Chainalysis expands services to cover zcash and dash
Blockchain analysis company Chainalysis has expanded its Reactor and Know Your Transaction (KYT) service offerings to cover multiple additional digital assets, including Algorand, and (in)famous privacy tokens zcash and dash.
In its announcement, Chainalysis suggests that privacy coins such as zcash and dash are not as private as most users might expect. In particular, Chainalysis claims that:
The two cryptocurrencies’ [zcash and dash] privacy features – both in how they’re built as well as how they’re used in the real world – leave room for investigators and compliance professionals to investigate suspicious or illicit activity and maintain compliance,
Chainalysis's blog post unpacks the above further, and includes an explanation of how Chainalysis can undermine the privacy features of each asset. For Dash, Chainalysis identifies that as a fork of Bitcoin, Dash’s inherent structural similarity to Bitocin allows the techniques that Chainalysis uses on CoinJoin bitcoin mixers can be applied to work on dash. Further, Dash's key privacy feature 'PrivateSend' is only used by a minority of its users.
In contract, Zcash, which is a privacy token by design rather than by fork, offers a 'shielded pool' service that encrypts wallet addresses, balances and transactions via the zero knowledge proof zk-SNARK. Despite this, Chainalysis found that:
of the transactions that interact with a shielded pool, only 6% are completely shielded, i.e. sender, receiver, and transaction amount are all encrypted.
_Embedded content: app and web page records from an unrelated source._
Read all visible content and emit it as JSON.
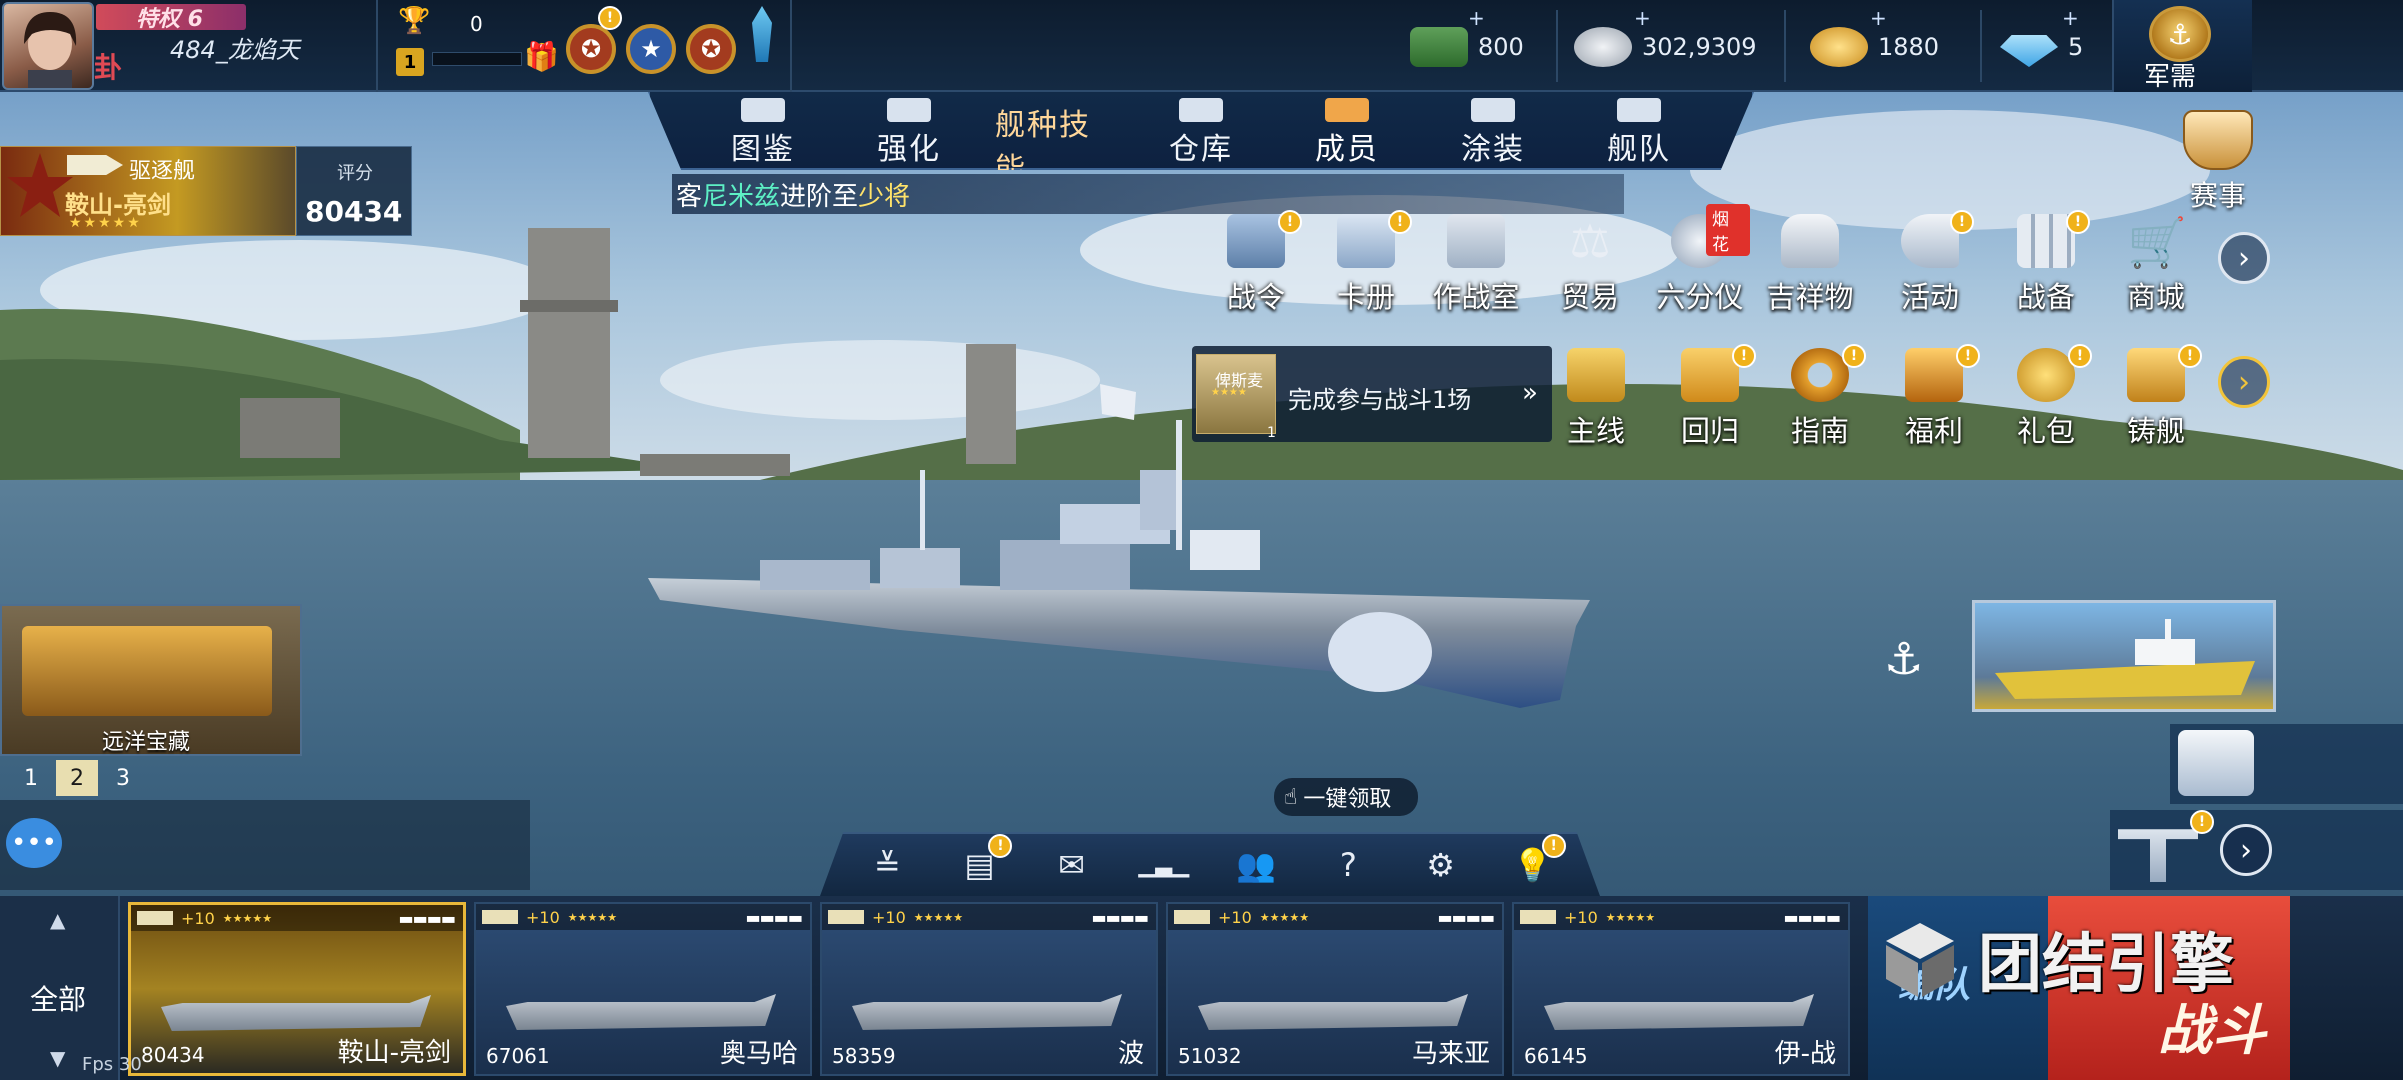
{
  "player": {
    "vip_label": "特权 6",
    "name": "484_龙焰天",
    "trophy_count": "0",
    "level": "1"
  },
  "resources": [
    {
      "icon": "cash-stack-icon",
      "value": "800"
    },
    {
      "icon": "silver-coins-icon",
      "value": "302,9309"
    },
    {
      "icon": "gold-coins-icon",
      "value": "1880"
    },
    {
      "icon": "diamond-icon",
      "value": "5"
    }
  ],
  "supply": {
    "label": "军需"
  },
  "tabs": [
    {
      "label": "图鉴",
      "icon": "book-icon",
      "active": false
    },
    {
      "label": "强化",
      "icon": "upgrade-icon",
      "active": false
    },
    {
      "label": "舰种技能",
      "icon": "skill-scroll-icon",
      "active": true
    },
    {
      "label": "仓库",
      "icon": "warehouse-icon",
      "active": false
    },
    {
      "label": "成员",
      "icon": "crew-icon",
      "active": false
    },
    {
      "label": "涂装",
      "icon": "paint-flag-icon",
      "active": false
    },
    {
      "label": "舰队",
      "icon": "fleet-flag-icon",
      "active": false
    }
  ],
  "ticker": {
    "prefix": "客",
    "name": "尼米兹",
    "middle": "进阶至",
    "rank": "少将"
  },
  "ship_card": {
    "type": "驱逐舰",
    "name": "鞍山-亮剑",
    "stars": "★★★★★",
    "score_label": "评分",
    "score_value": "80434"
  },
  "event": {
    "label": "赛事"
  },
  "features_row1": [
    {
      "label": "战令",
      "icon": "battle-pass-icon",
      "badge": "!"
    },
    {
      "label": "卡册",
      "icon": "card-album-icon",
      "badge": "!"
    },
    {
      "label": "作战室",
      "icon": "war-room-icon",
      "badge": ""
    },
    {
      "label": "贸易",
      "icon": "scales-icon",
      "badge": ""
    },
    {
      "label": "六分仪",
      "icon": "sextant-icon",
      "badge": "",
      "tag": "烟花"
    },
    {
      "label": "吉祥物",
      "icon": "mascot-cat-icon",
      "badge": ""
    },
    {
      "label": "活动",
      "icon": "megaphone-icon",
      "badge": "!"
    },
    {
      "label": "战备",
      "icon": "supplies-icon",
      "badge": "!"
    },
    {
      "label": "商城",
      "icon": "shopping-cart-icon",
      "badge": ""
    }
  ],
  "features_row2": [
    {
      "label": "主线",
      "icon": "main-quest-icon",
      "badge": ""
    },
    {
      "label": "回归",
      "icon": "return-letter-icon",
      "badge": "!"
    },
    {
      "label": "指南",
      "icon": "guide-lifebuoy-icon",
      "badge": "!"
    },
    {
      "label": "福利",
      "icon": "treasure-chest-icon",
      "badge": "!"
    },
    {
      "label": "礼包",
      "icon": "gift-coins-icon",
      "badge": "!"
    },
    {
      "label": "铸舰",
      "icon": "forge-icon",
      "badge": "!"
    }
  ],
  "task": {
    "ship_name": "俾斯麦",
    "ship_stars": "★★★★",
    "ship_count": "1",
    "text": "完成参与战斗1场",
    "chevron": "»"
  },
  "treasure": {
    "label": "远洋宝藏"
  },
  "pager": [
    "1",
    "2",
    "3"
  ],
  "one_click": {
    "label": "一键领取"
  },
  "util_icons": [
    {
      "icon": "collapse-chevrons-icon",
      "glyph": "≚",
      "badge": ""
    },
    {
      "icon": "clipboard-icon",
      "glyph": "▤",
      "badge": "!"
    },
    {
      "icon": "mail-icon",
      "glyph": "✉",
      "badge": ""
    },
    {
      "icon": "ranking-chart-icon",
      "glyph": "▁▃▁",
      "badge": ""
    },
    {
      "icon": "friends-icon",
      "glyph": "👥",
      "badge": ""
    },
    {
      "icon": "help-icon",
      "glyph": "?",
      "badge": ""
    },
    {
      "icon": "settings-gear-icon",
      "glyph": "⚙",
      "badge": ""
    },
    {
      "icon": "hint-bulb-icon",
      "glyph": "💡",
      "badge": "!"
    }
  ],
  "all_button": {
    "label": "全部"
  },
  "ships": [
    {
      "name": "鞍山-亮剑",
      "score": "80434",
      "plus": "+10",
      "stars": "★★★★★",
      "active": true
    },
    {
      "name": "奥马哈",
      "score": "67061",
      "plus": "+10",
      "stars": "★★★★★",
      "active": false
    },
    {
      "name": "波",
      "score": "58359",
      "plus": "+10",
      "stars": "★★★★★",
      "active": false
    },
    {
      "name": "马来亚",
      "score": "51032",
      "plus": "+10",
      "stars": "★★★★★",
      "active": false
    },
    {
      "name": "伊-战",
      "score": "66145",
      "plus": "+10",
      "stars": "★★★★★",
      "active": false
    }
  ],
  "battle": {
    "fleet_label": "编队",
    "battle_label": "战斗"
  },
  "fps_label": "Fps 30",
  "watermark": {
    "text": "团结引擎"
  },
  "colors": {
    "accent_gold": "#f2c43a",
    "badge": "#f0b21a",
    "battle_red": "#d8362a",
    "sea": "#3c627f"
  }
}
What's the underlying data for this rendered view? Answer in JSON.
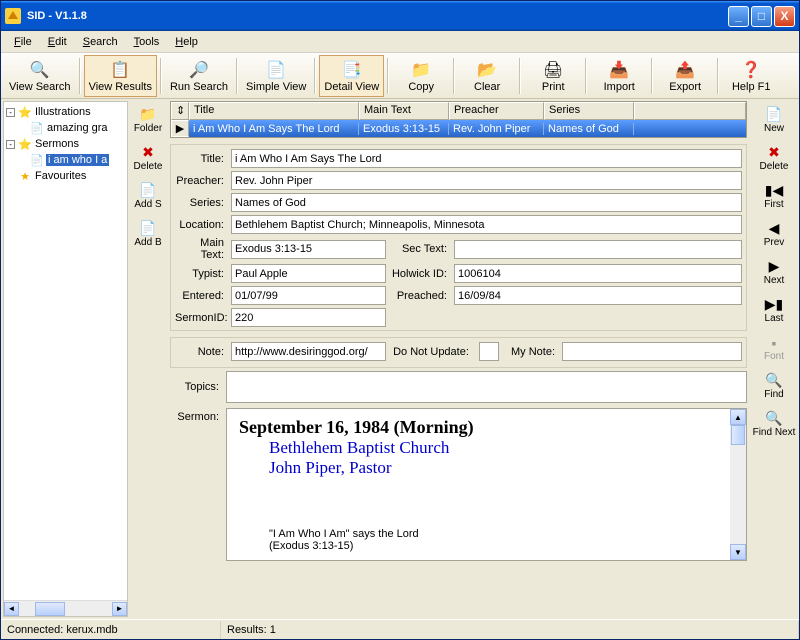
{
  "window": {
    "title": "SID - V1.1.8"
  },
  "menu": {
    "file": "File",
    "edit": "Edit",
    "search": "Search",
    "tools": "Tools",
    "help": "Help"
  },
  "toolbar": {
    "view_search": "View Search",
    "view_results": "View Results",
    "run_search": "Run Search",
    "simple_view": "Simple View",
    "detail_view": "Detail View",
    "copy": "Copy",
    "clear": "Clear",
    "print": "Print",
    "import": "Import",
    "export": "Export",
    "help": "Help F1"
  },
  "tree": {
    "illustrations": "Illustrations",
    "amazing": "amazing gra",
    "sermons": "Sermons",
    "sel": "i am who I a",
    "favourites": "Favourites"
  },
  "left_actions": {
    "folder": "Folder",
    "delete": "Delete",
    "add_s": "Add S",
    "add_b": "Add B"
  },
  "grid": {
    "hd_title": "Title",
    "hd_main": "Main Text",
    "hd_preacher": "Preacher",
    "hd_series": "Series",
    "title": "i Am Who I Am Says The Lord",
    "main": "Exodus 3:13-15",
    "preacher": "Rev. John Piper",
    "series": "Names of God"
  },
  "form": {
    "lbl_title": "Title:",
    "title": "i Am Who I Am Says The Lord",
    "lbl_preacher": "Preacher:",
    "preacher": "Rev. John Piper",
    "lbl_series": "Series:",
    "series": "Names of God",
    "lbl_location": "Location:",
    "location": "Bethlehem Baptist Church; Minneapolis, Minnesota",
    "lbl_maintext": "Main Text:",
    "maintext": "Exodus 3:13-15",
    "lbl_sectext": "Sec Text:",
    "sectext": "",
    "lbl_typist": "Typist:",
    "typist": "Paul Apple",
    "lbl_holwick": "Holwick ID:",
    "holwick": "1006104",
    "lbl_entered": "Entered:",
    "entered": "01/07/99",
    "lbl_preached": "Preached:",
    "preached": "16/09/84",
    "lbl_sermonid": "SermonID:",
    "sermonid": "220",
    "lbl_note": "Note:",
    "note": "http://www.desiringgod.org/",
    "lbl_donotupdate": "Do Not Update:",
    "lbl_mynote": "My Note:",
    "mynote": "",
    "lbl_topics": "Topics:",
    "topics": "",
    "lbl_sermon": "Sermon:"
  },
  "sermon": {
    "h1": "September 16, 1984 (Morning)",
    "h2a": "Bethlehem Baptist Church",
    "h2b": "John Piper, Pastor",
    "line1": "\"I Am Who I Am\" says the Lord",
    "line2": "(Exodus 3:13-15)"
  },
  "right": {
    "new": "New",
    "delete": "Delete",
    "first": "First",
    "prev": "Prev",
    "next": "Next",
    "last": "Last",
    "font": "Font",
    "find": "Find",
    "findnext": "Find Next"
  },
  "status": {
    "conn": "Connected: kerux.mdb",
    "results": "Results: 1"
  }
}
That’s only 0.9% of all Zcash transactions.
No doubt expanding its service offerings to cover more digital assets, particularly privacy focused assets, will only strengthen the resolve of members of the community who already believe that Chainalysis and its contemporaries are "in an arms race against privacy.”
Of course, this criticism usually ignores the reality that blockchain analysis companies operate to facilitate the anti-money laundering and counter-terrorism financing laws in place, and commonly accepted, all over the world. These laws exist for good reason, and have in past been used to great effect to uncover criminal activity, such as when Chainalysis assisted police and regulators to break up a major child exploitation website.